**WORK TO BE COMPLETED**
Please print the records below exactly as they are.
========
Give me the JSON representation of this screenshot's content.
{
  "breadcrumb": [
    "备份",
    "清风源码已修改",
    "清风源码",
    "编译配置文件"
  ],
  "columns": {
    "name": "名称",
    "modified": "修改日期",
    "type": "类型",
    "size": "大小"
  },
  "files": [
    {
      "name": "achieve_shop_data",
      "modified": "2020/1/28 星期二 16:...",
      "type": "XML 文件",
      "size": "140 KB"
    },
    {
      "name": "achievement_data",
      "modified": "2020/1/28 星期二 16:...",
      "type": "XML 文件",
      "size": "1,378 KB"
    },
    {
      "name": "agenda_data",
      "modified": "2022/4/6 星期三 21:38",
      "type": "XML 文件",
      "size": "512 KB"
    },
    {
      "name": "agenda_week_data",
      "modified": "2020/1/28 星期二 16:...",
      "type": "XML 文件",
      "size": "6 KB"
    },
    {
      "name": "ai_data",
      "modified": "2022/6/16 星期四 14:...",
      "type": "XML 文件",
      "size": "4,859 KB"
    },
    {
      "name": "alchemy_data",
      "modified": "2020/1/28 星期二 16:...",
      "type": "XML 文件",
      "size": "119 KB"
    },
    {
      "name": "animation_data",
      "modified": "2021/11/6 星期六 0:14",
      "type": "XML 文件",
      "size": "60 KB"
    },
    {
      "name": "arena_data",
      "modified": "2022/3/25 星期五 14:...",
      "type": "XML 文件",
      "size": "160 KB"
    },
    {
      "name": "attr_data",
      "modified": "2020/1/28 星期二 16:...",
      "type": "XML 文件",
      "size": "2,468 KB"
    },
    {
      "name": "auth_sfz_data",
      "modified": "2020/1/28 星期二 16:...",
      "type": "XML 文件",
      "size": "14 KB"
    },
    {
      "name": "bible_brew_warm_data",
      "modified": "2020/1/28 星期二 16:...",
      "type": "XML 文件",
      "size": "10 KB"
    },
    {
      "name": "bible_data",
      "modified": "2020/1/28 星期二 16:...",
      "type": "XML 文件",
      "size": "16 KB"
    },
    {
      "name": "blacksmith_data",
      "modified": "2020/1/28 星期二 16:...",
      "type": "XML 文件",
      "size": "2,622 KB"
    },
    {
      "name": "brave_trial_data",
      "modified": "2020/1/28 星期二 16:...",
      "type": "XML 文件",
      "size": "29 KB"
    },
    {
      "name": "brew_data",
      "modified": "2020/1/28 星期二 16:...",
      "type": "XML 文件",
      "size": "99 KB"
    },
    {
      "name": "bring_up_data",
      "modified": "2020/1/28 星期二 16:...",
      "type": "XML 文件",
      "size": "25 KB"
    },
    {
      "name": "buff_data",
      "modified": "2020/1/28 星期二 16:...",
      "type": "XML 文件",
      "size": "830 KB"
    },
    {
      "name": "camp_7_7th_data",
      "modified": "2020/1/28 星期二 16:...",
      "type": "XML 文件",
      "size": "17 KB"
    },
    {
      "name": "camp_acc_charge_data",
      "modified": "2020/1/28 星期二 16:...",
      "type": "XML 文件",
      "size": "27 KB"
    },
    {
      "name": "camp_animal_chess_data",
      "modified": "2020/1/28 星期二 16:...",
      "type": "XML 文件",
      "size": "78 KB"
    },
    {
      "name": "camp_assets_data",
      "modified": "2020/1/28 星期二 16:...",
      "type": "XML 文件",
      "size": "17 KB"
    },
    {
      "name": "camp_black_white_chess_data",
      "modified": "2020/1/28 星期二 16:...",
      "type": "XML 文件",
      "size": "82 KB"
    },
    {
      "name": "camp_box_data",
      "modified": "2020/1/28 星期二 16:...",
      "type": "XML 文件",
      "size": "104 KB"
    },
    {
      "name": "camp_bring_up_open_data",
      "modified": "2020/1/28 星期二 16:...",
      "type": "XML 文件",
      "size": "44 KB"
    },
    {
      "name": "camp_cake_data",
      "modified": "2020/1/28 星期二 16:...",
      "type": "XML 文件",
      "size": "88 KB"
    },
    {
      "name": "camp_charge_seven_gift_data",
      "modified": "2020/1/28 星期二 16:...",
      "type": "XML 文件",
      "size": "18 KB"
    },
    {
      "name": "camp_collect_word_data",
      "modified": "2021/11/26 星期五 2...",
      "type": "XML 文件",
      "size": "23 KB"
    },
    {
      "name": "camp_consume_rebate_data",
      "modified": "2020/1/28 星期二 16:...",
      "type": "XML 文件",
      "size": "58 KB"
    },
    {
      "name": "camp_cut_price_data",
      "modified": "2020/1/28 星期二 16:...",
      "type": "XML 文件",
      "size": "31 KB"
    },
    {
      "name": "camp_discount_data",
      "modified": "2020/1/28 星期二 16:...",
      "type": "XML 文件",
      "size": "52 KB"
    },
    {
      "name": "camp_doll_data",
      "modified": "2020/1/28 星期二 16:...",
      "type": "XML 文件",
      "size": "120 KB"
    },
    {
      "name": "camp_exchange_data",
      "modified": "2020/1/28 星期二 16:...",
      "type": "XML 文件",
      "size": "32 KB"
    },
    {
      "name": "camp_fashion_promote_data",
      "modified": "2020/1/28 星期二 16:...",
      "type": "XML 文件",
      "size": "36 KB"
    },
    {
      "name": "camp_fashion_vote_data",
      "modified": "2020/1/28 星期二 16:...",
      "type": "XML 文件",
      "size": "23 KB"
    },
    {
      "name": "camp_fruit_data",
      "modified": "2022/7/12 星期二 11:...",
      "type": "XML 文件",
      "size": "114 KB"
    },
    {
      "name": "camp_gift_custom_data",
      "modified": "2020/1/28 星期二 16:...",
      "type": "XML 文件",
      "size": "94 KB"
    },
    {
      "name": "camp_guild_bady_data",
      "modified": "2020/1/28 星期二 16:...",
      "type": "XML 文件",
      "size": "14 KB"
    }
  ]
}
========
**OUTPUT FOR THIS TASK**
Give me the JSON representation of this screenshot's content.
{
  "breadcrumb": [
    "备份",
    "清风源码已修改",
    "清风源码",
    "编译配置文件"
  ],
  "columns": {
    "name": "名称",
    "modified": "修改日期",
    "type": "类型",
    "size": "大小"
  },
  "files": [
    {
      "name": "achieve_shop_data",
      "modified": "2020/1/28 星期二 16:...",
      "type": "XML 文件",
      "size": "140 KB"
    },
    {
      "name": "achievement_data",
      "modified": "2020/1/28 星期二 16:...",
      "type": "XML 文件",
      "size": "1,378 KB"
    },
    {
      "name": "agenda_data",
      "modified": "2022/4/6 星期三 21:38",
      "type": "XML 文件",
      "size": "512 KB"
    },
    {
      "name": "agenda_week_data",
      "modified": "2020/1/28 星期二 16:...",
      "type": "XML 文件",
      "size": "6 KB"
    },
    {
      "name": "ai_data",
      "modified": "2022/6/16 星期四 14:...",
      "type": "XML 文件",
      "size": "4,859 KB"
    },
    {
      "name": "alchemy_data",
      "modified": "2020/1/28 星期二 16:...",
      "type": "XML 文件",
      "size": "119 KB"
    },
    {
      "name": "animation_data",
      "modified": "2021/11/6 星期六 0:14",
      "type": "XML 文件",
      "size": "60 KB"
    },
    {
      "name": "arena_data",
      "modified": "2022/3/25 星期五 14:...",
      "type": "XML 文件",
      "size": "160 KB"
    },
    {
      "name": "attr_data",
      "modified": "2020/1/28 星期二 16:...",
      "type": "XML 文件",
      "size": "2,468 KB"
    },
    {
      "name": "auth_sfz_data",
      "modified": "2020/1/28 星期二 16:...",
      "type": "XML 文件",
      "size": "14 KB"
    },
    {
      "name": "bible_brew_warm_data",
      "modified": "2020/1/28 星期二 16:...",
      "type": "XML 文件",
      "size": "10 KB"
    },
    {
      "name": "bible_data",
      "modified": "2020/1/28 星期二 16:...",
      "type": "XML 文件",
      "size": "16 KB"
    },
    {
      "name": "blacksmith_data",
      "modified": "2020/1/28 星期二 16:...",
      "type": "XML 文件",
      "size": "2,622 KB"
    },
    {
      "name": "brave_trial_data",
      "modified": "2020/1/28 星期二 16:...",
      "type": "XML 文件",
      "size": "29 KB"
    },
    {
      "name": "brew_data",
      "modified": "2020/1/28 星期二 16:...",
      "type": "XML 文件",
      "size": "99 KB"
    },
    {
      "name": "bring_up_data",
      "modified": "2020/1/28 星期二 16:...",
      "type": "XML 文件",
      "size": "25 KB"
    },
    {
      "name": "buff_data",
      "modified": "2020/1/28 星期二 16:...",
      "type": "XML 文件",
      "size": "830 KB"
    },
    {
      "name": "camp_7_7th_data",
      "modified": "2020/1/28 星期二 16:...",
      "type": "XML 文件",
      "size": "17 KB"
    },
    {
      "name": "camp_acc_charge_data",
      "modified": "2020/1/28 星期二 16:...",
      "type": "XML 文件",
      "size": "27 KB"
    },
    {
      "name": "camp_animal_chess_data",
      "modified": "2020/1/28 星期二 16:...",
      "type": "XML 文件",
      "size": "78 KB"
    },
    {
      "name": "camp_assets_data",
      "modified": "2020/1/28 星期二 16:...",
      "type": "XML 文件",
      "size": "17 KB"
    },
    {
      "name": "camp_black_white_chess_data",
      "modified": "2020/1/28 星期二 16:...",
      "type": "XML 文件",
      "size": "82 KB"
    },
    {
      "name": "camp_box_data",
      "modified": "2020/1/28 星期二 16:...",
      "type": "XML 文件",
      "size": "104 KB"
    },
    {
      "name": "camp_bring_up_open_data",
      "modified": "2020/1/28 星期二 16:...",
      "type": "XML 文件",
      "size": "44 KB"
    },
    {
      "name": "camp_cake_data",
      "modified": "2020/1/28 星期二 16:...",
      "type": "XML 文件",
      "size": "88 KB"
    },
    {
      "name": "camp_charge_seven_gift_data",
      "modified": "2020/1/28 星期二 16:...",
      "type": "XML 文件",
      "size": "18 KB"
    },
    {
      "name": "camp_collect_word_data",
      "modified": "2021/11/26 星期五 2...",
      "type": "XML 文件",
      "size": "23 KB"
    },
    {
      "name": "camp_consume_rebate_data",
      "modified": "2020/1/28 星期二 16:...",
      "type": "XML 文件",
      "size": "58 KB"
    },
    {
      "name": "camp_cut_price_data",
      "modified": "2020/1/28 星期二 16:...",
      "type": "XML 文件",
      "size": "31 KB"
    },
    {
      "name": "camp_discount_data",
      "modified": "2020/1/28 星期二 16:...",
      "type": "XML 文件",
      "size": "52 KB"
    },
    {
      "name": "camp_doll_data",
      "modified": "2020/1/28 星期二 16:...",
      "type": "XML 文件",
      "size": "120 KB"
    },
    {
      "name": "camp_exchange_data",
      "modified": "2020/1/28 星期二 16:...",
      "type": "XML 文件",
      "size": "32 KB"
    },
    {
      "name": "camp_fashion_promote_data",
      "modified": "2020/1/28 星期二 16:...",
      "type": "XML 文件",
      "size": "36 KB"
    },
    {
      "name": "camp_fashion_vote_data",
      "modified": "2020/1/28 星期二 16:...",
      "type": "XML 文件",
      "size": "23 KB"
    },
    {
      "name": "camp_fruit_data",
      "modified": "2022/7/12 星期二 11:...",
      "type": "XML 文件",
      "size": "114 KB"
    },
    {
      "name": "camp_gift_custom_data",
      "modified": "2020/1/28 星期二 16:...",
      "type": "XML 文件",
      "size": "94 KB"
    },
    {
      "name": "camp_guild_bady_data",
      "modified": "2020/1/28 星期二 16:...",
      "type": "XML 文件",
      "size": "14 KB"
    }
  ]
}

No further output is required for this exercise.